After years of working for Sodexo, John brings home $8.05 an hour, visits charities weekly to put food on the table for his children and says the only sign of appreciation he sees from management are star stickers.
Mike, another Sodexo employee at Binghamton University, who works a different position, makes slightly more after the same number of years — $9.50 an hour. This year he’s hoping to be able to “do Christmas for the kids” without having to worry about how he’ll pay for it in January, but he knows there are workers worse off.
To protect their identities, workers were granted anonymity and are referred to by pseudonyms.
Both workers say the only reason they’ve stayed with the company this long is because of the free healthcare it provided for its employees in the most recent contract, which expired in August. But according to both John and Mike, who made $12,000 and $15,000 last year, respectively, negotiators from Sodexo are calling for workers to pay for a quarter of their health insurance in the new contract.
“Our biggest thing with this contract, and I know everybody else agrees, we’re not greedy,” Mike said. “We want what’s fair.”
Sodexo Inc.’s Web site states that the company is the “leading provider of intergrated food and facilities management services in the U.S., Canada and Mexico,” and that for the fiscal year of 2007 the company brought in $7.3 billion in annual revenue.
According to Paul Kerns, general manager for Sodexo at BU, the contract covers full-time and part-time food service workers, excluding students, clerical workers and management staff. Since that contract’s expiration, Kerns has sat down with one member of the Sodexo Labor Relations Team, a union representative from UniteHERE (Hotel Employees Restaurant Employees) local 471 and a committee of at least seven workers to negotiate the terms of the new contract.
An extension of the old contract has been agreed upon in the interim, but either party can back out given 20 days notice.
“Right now we’re in the middle of negotiations,” he said, adding that he couldn’t confirm whether or not Sodexo was pushing to cut healthcare because the negotiations are ongoing. “I think both sides are bargaining as they should be.”
Kerns said that workers covered by the expired contract are paid between $7.15 and $9.50 an hour.
But the bargaining has been at a standstill for the last month or so, according to John, who said that committee members told constituents the negotiations keep getting pushed. Workers on the committee told John that negotiations were initially set for early September, but were put on hold until late October by Sodexo’s representatives because no agreement could be reached on the health care conditions.
Negotiations were delayed again after the Sodexo labor representative canceled plans to meet Oct. 27 and 28 because he was sick, and are now set for Nov. 19, John was informed.

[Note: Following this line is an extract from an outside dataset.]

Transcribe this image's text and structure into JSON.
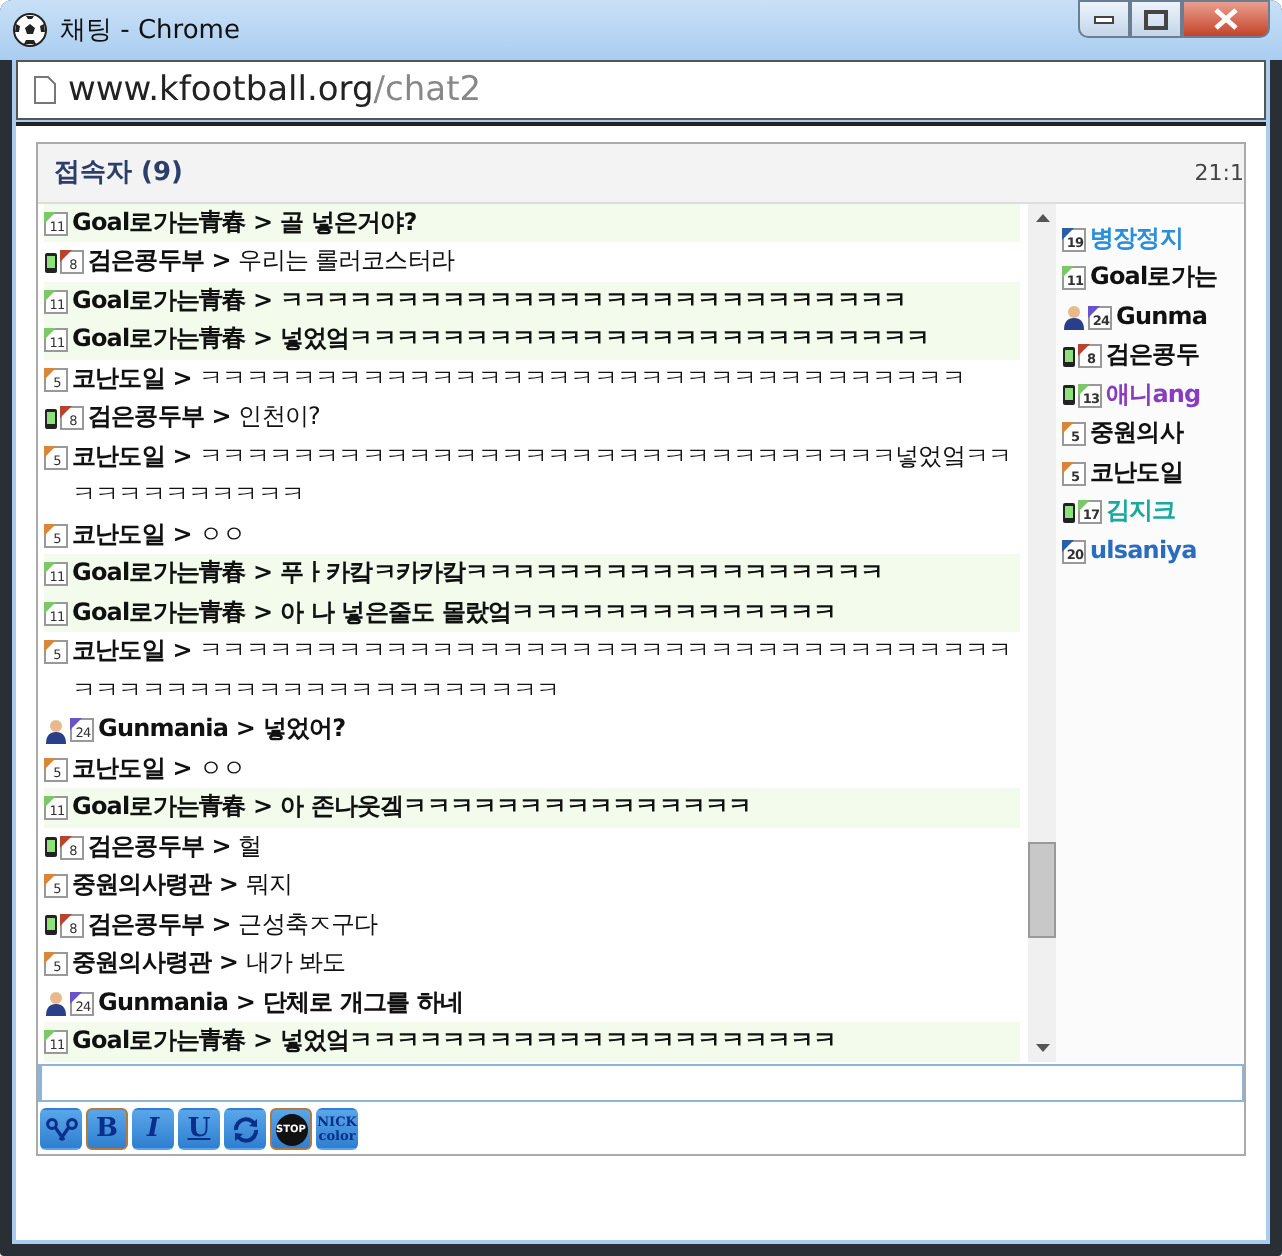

The consistent delay in negotiations could be a tactic to scare workers away from rebellion, Mike said.
“It could go to strike, and the sad thing is if we go to negotiations this next time in November, three weeks from then campus closes for Christmas vacation,” he said. “That’s going to scare the hell out of these employees in here, ones that I know would have a hard time getting by.”
Aside from securing free health care for the next three years, the span a new contract will cover, Mike and John both said workers also want a fair wage — the former has seen $1.50 increase in his wage since he first signed on with Sodexo.
“We’re doing the same job that a state worker would do in here before they [BU officials] contracted it out, why don’t we deserve at least fair treatment?” Mike said.
At least 65 to 70 percent of Sodexo workers at BU visit local charities and soup kitchens to feed themselves or their families, John said.
Worse than the tangible conditions of his labor is the treatment he receives from higher-ups, Mike said, citing specific times when he worked multiple tasks at one time because the company was short-staffed.
At times in his career with Sodexo Mike has gone back and forth between two dining halls because other workers had called in sick.
“The sick thing is I didn’t even get a thank you from my management,” he said. “That’s sad … Treat me like an equal, talk to me like an adult.”
Instead, the company uses a sticker system to reward workers, Mike said. After an employee receives a certain number of stickers, he or she can purchase a prize, like a boom box.
Still, Kerns said the negotiations are just something that happens every three years, and Sodexo doesn’t let them to get in between management and staff.
“We just try to stay focused on taking care of students, faculty and staff,” he said. “We’re really proud of the people that work for us.”
The University is partially at fault too, according to Mike, who blamed officials for allowing such negotiations to take place.
BU spokeswoman Gail Glover said that the University plays no part in the bargaining process.
“The negotiations are between the Sodexo and their employees,” she said. “The University does not have any role in the negotiations nor is it privy to any of the discussion.”
Students on campus have drafted a petition to support Sodexo workers in their fight for a living wage, and to raise awareness, according to Ben Elliott, a senior majoring in international finance. Members of the Binghamton Political Initiative, along with students outside the organization, have garnered at least 1500 signatures in the past three weeks.